// SPDX-License-Identifier: MIT
pragma solidity ^0.8.23;

// Note: ERC-5267 "Retrieval of EIP-712 domain" baked into OZ's EIP712:
import {EIP712} from "@openzeppelin/utils/cryptography/EIP712.sol";
import {ECDSA} from "@openzeppelin/utils/cryptography/ECDSA.sol";

contract Verifier is EIP712 {

    // define custom data types: Person and Mail
    
    struct Person {
        string name;
        address wallet;
    }

    struct Mail {
        Person from;
        Person to;
        string contents;
    }


    // per EIP-712, the hash of custom data type is included
    //    when encoding data of that type
    
    bytes32 constant PERSON_TYPEHASH = keccak256(
      "Person(string name,address wallet)"
    );

    bytes32 constant MAIL_TYPEHASH = keccak256(
      "Mail(Person from,Person to,string contents)Person(string name,address wallet)"
    );


    // instantiate the contract:
    // OZ EIP712 sets `verifyingContract` and `chainId` upon instantiation
    
    constructor() EIP712("Ether Mail", "1") {}


    // data hashing helpers:
    
    function hashString(string calldata _source) private pure returns (bytes32) {
      return keccak256(bytes(_source));
    }
    
    function hashPerson(Person calldata _person) private pure returns (bytes32) {
      return keccak256(abi.encode(PERSON_TYPEHASH, hashString(_person.name), _person.wallet));
    }

    function hashMail(Mail calldata _mail) private pure returns (bytes32) {
      return keccak256(abi.encode(MAIL_TYPEHASH, hashPerson(_mail.from), hashPerson(_mail.to), hashString(_mail.contents)));
    }
    
    function mailHashData(Mail calldata _mail) public view returns (bytes32) {
      bytes32 encoded = hashMail(_mail);
      return _hashTypedDataV4(encoded);
    }


    // return the address of the signer:
    
    function recoverAddress(Mail calldata _mail, bytes calldata _signature) public view returns (address) {
      bytes32 encoded = mailHashData(_mail);
      return ECDSA.recover(encoded, _signature);
    }
}

If this contract is deployed, you can then confidently use the recoverAddress function to return the signer's address of a signed typed data message. Additionally, if any of the domain separator values have been altered, the resulting address will be completely different.

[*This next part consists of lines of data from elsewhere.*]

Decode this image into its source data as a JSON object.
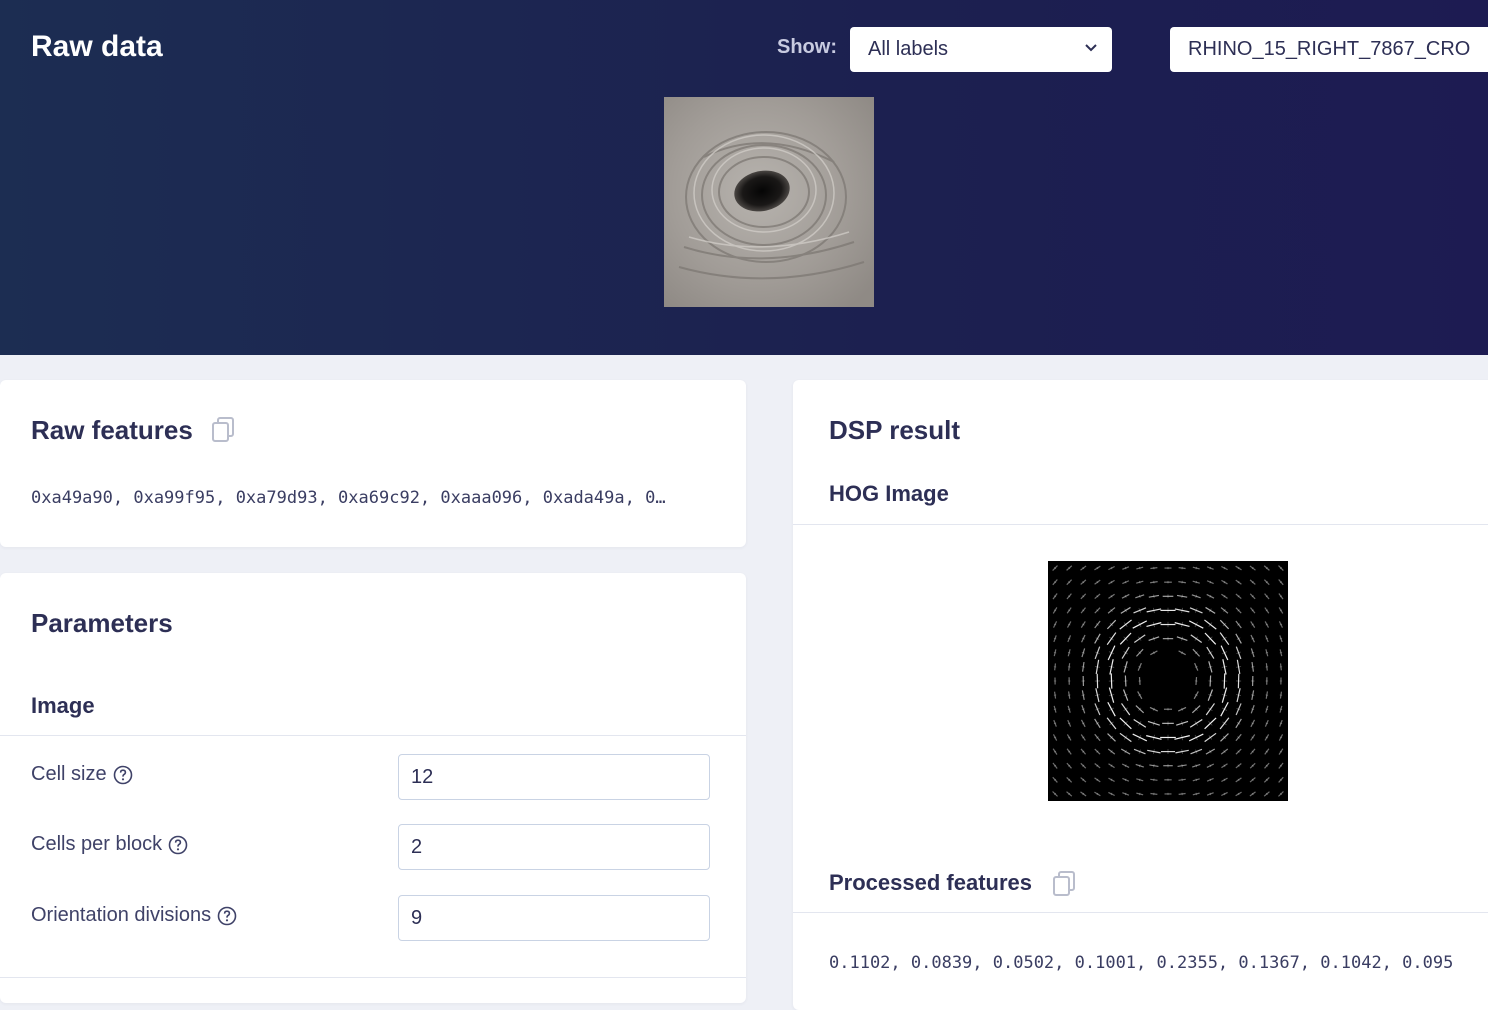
{
  "header": {
    "title": "Raw data",
    "show_label": "Show:",
    "labels_select": "All labels",
    "sample_select": "RHINO_15_RIGHT_7867_CRO"
  },
  "raw_features": {
    "title": "Raw features",
    "values": "0xa49a90, 0xa99f95, 0xa79d93, 0xa69c92, 0xaaa096, 0xada49a, 0…"
  },
  "parameters": {
    "title": "Parameters",
    "section": "Image",
    "fields": [
      {
        "label": "Cell size",
        "value": "12"
      },
      {
        "label": "Cells per block",
        "value": "2"
      },
      {
        "label": "Orientation divisions",
        "value": "9"
      }
    ]
  },
  "dsp": {
    "title": "DSP result",
    "hog_title": "HOG Image",
    "processed_title": "Processed features",
    "processed_values": "0.1102, 0.0839, 0.0502, 0.1001, 0.2355, 0.1367, 0.1042, 0.095"
  },
  "icons": {
    "copy": "copy-icon",
    "help": "help-circle-icon",
    "chevron": "chevron-down-icon"
  }
}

Below is a pseudocode usage example of that contract. (Full example within an Ape project available here.)

msg_data = {
    "from": {
        "name": "Cow",
        "wallet": "0xCD2a3d9F938E13CD947Ec05AbC7FE734Df8DD826",
    },
    "to": {
        "name": "Bob",
        "wallet": "0xbBbBBBBbbBBBbbbBbbBbbbbBBbBbbbbBbBbbBBbB",
    },
    "contents": "Hello, Bob!",
}

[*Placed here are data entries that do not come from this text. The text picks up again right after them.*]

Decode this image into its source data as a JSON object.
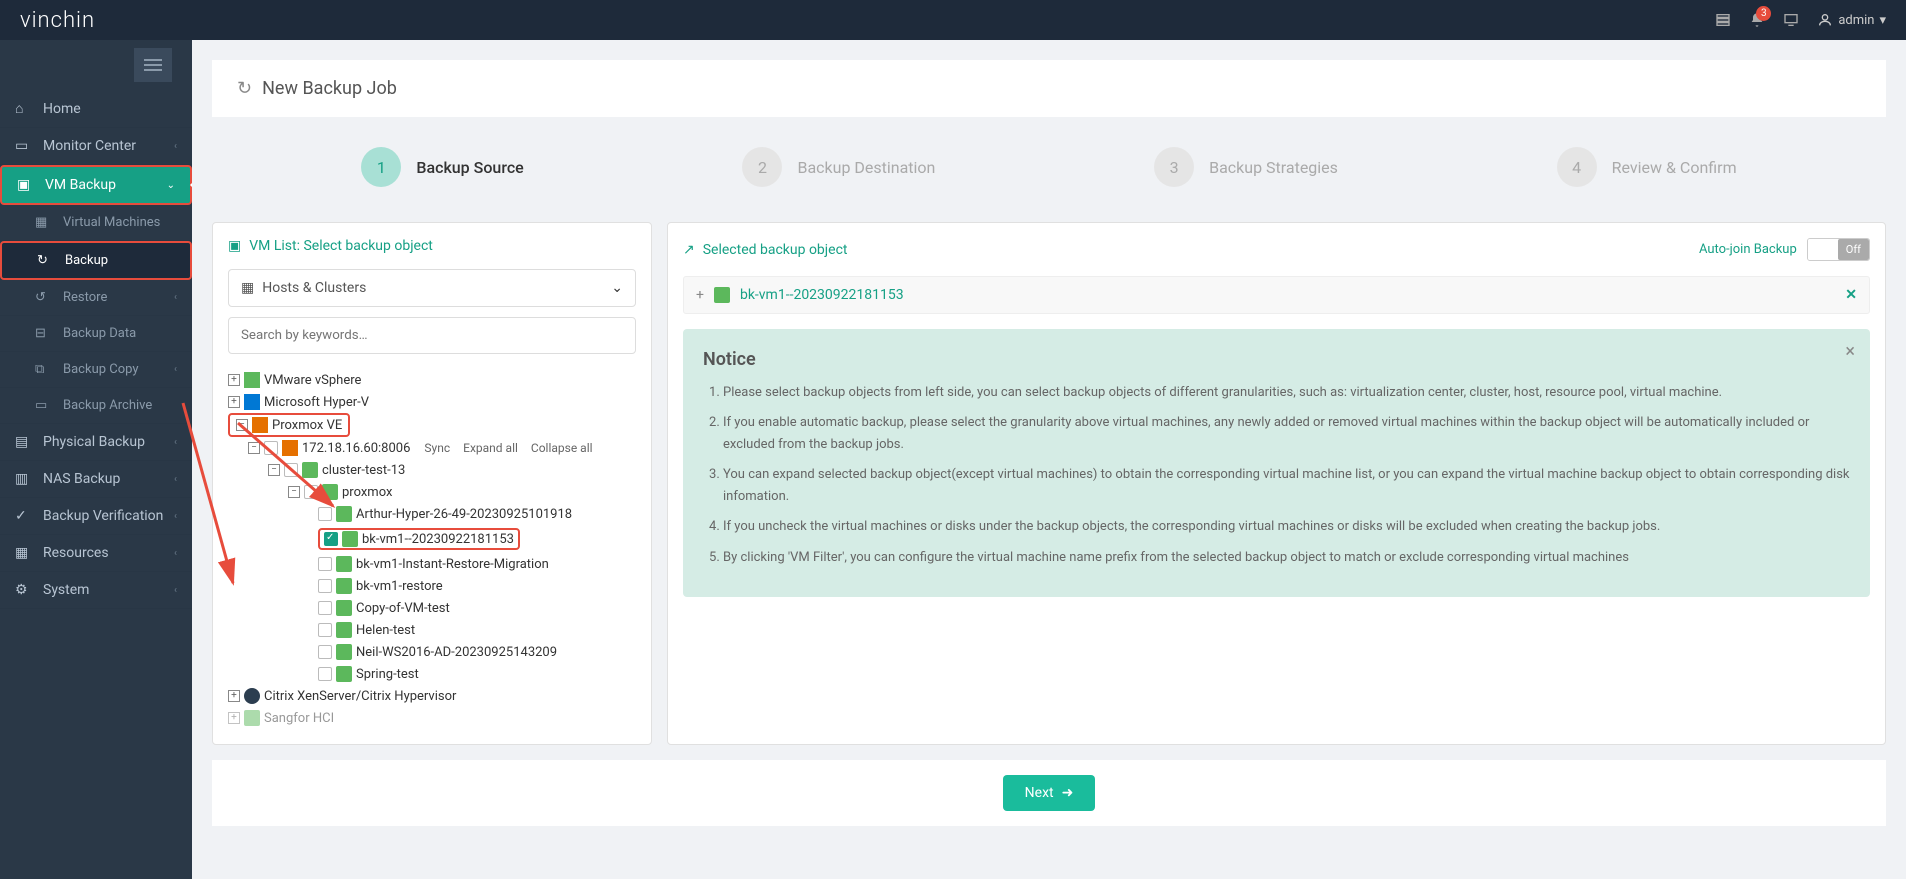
{
  "header": {
    "logo": "vinchin",
    "notification_count": "3",
    "user": "admin"
  },
  "sidebar": {
    "items": [
      {
        "label": "Home",
        "icon": "home-icon"
      },
      {
        "label": "Monitor Center",
        "icon": "monitor-icon",
        "chev": true
      },
      {
        "label": "VM Backup",
        "icon": "vm-icon",
        "active": true,
        "chev": true
      },
      {
        "label": "Virtual Machines",
        "icon": "vms-icon",
        "sub": true
      },
      {
        "label": "Backup",
        "icon": "backup-icon",
        "sub": true,
        "subactive": true
      },
      {
        "label": "Restore",
        "icon": "restore-icon",
        "sub": true,
        "chev": true
      },
      {
        "label": "Backup Data",
        "icon": "data-icon",
        "sub": true
      },
      {
        "label": "Backup Copy",
        "icon": "copy-icon",
        "sub": true,
        "chev": true
      },
      {
        "label": "Backup Archive",
        "icon": "archive-icon",
        "sub": true
      },
      {
        "label": "Physical Backup",
        "icon": "physical-icon",
        "chev": true
      },
      {
        "label": "NAS Backup",
        "icon": "nas-icon",
        "chev": true
      },
      {
        "label": "Backup Verification",
        "icon": "verify-icon",
        "chev": true
      },
      {
        "label": "Resources",
        "icon": "resources-icon",
        "chev": true
      },
      {
        "label": "System",
        "icon": "system-icon",
        "chev": true
      }
    ]
  },
  "page": {
    "title": "New Backup Job",
    "steps": [
      {
        "num": "1",
        "label": "Backup Source"
      },
      {
        "num": "2",
        "label": "Backup Destination"
      },
      {
        "num": "3",
        "label": "Backup Strategies"
      },
      {
        "num": "4",
        "label": "Review & Confirm"
      }
    ]
  },
  "left_panel": {
    "title": "VM List: Select backup object",
    "dropdown": "Hosts & Clusters",
    "search_placeholder": "Search by keywords…",
    "tree_actions": {
      "sync": "Sync",
      "expand": "Expand all",
      "collapse": "Collapse all"
    },
    "tree": {
      "vmware": "VMware vSphere",
      "hyperv": "Microsoft Hyper-V",
      "proxmox": "Proxmox VE",
      "proxmox_host": "172.18.16.60:8006",
      "cluster": "cluster-test-13",
      "node": "proxmox",
      "vms": [
        "Arthur-Hyper-26-49-20230925101918",
        "bk-vm1--20230922181153",
        "bk-vm1-Instant-Restore-Migration",
        "bk-vm1-restore",
        "Copy-of-VM-test",
        "Helen-test",
        "Neil-WS2016-AD-20230925143209",
        "Spring-test"
      ],
      "xen": "Citrix XenServer/Citrix Hypervisor",
      "sangfor": "Sangfor HCI"
    }
  },
  "right_panel": {
    "title": "Selected backup object",
    "auto_join_label": "Auto-join Backup",
    "auto_join_state": "Off",
    "selected_vm": "bk-vm1--20230922181153",
    "notice": {
      "title": "Notice",
      "items": [
        "Please select backup objects from left side, you can select backup objects of different granularities, such as: virtualization center, cluster, host, resource pool, virtual machine.",
        "If you enable automatic backup, please select the granularity above virtual machines, any newly added or removed virtual machines within the backup object will be automatically included or excluded from the backup jobs.",
        "You can expand selected backup object(except virtual machines) to obtain the corresponding virtual machine list, or you can expand the virtual machine backup object to obtain corresponding disk infomation.",
        "If you uncheck the virtual machines or disks under the backup objects, the corresponding virtual machines or disks will be excluded when creating the backup jobs.",
        "By clicking 'VM Filter', you can configure the virtual machine name prefix from the selected backup object to match or exclude corresponding virtual machines"
      ]
    }
  },
  "footer": {
    "next": "Next"
  }
}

# pseudocode: verify the message signer + domain in the contract
signer_712 = contract.recoverAddress(tuple_of(msg_data), signed_msg.signature)
assert signer_712 == expected_address

Wrapping Up

While the implementation details include some complexity, hopefully the value of typed data signing is now clear and worthwhile. Now that you've got a baseline, you can get more creative with how to verify and leverage signed messages. Maybe you can imagine how this could grow into a full authentication scheme or how you might leverage timestamps or block numbers to set time limits for actions.

Note that the typed data methods are a recent investment in the eth-account library. Feedback, feature requests, bug reports and other suggestions are welcome within an issue on the repo.

A few more helpful resources:

  • EIP-712 and OpenZeppelin's 712 utilities
  • Python: sample repo using Ape and eth-account
  • Python: eth-account docs
  • JS: Dan's thread in the wagmi repo; verifier contract modeled after his ✊
  • JS: MetaMask's eth_signTypedData_v4 docs
  • An older, but still salient message signing deep dive from Maarten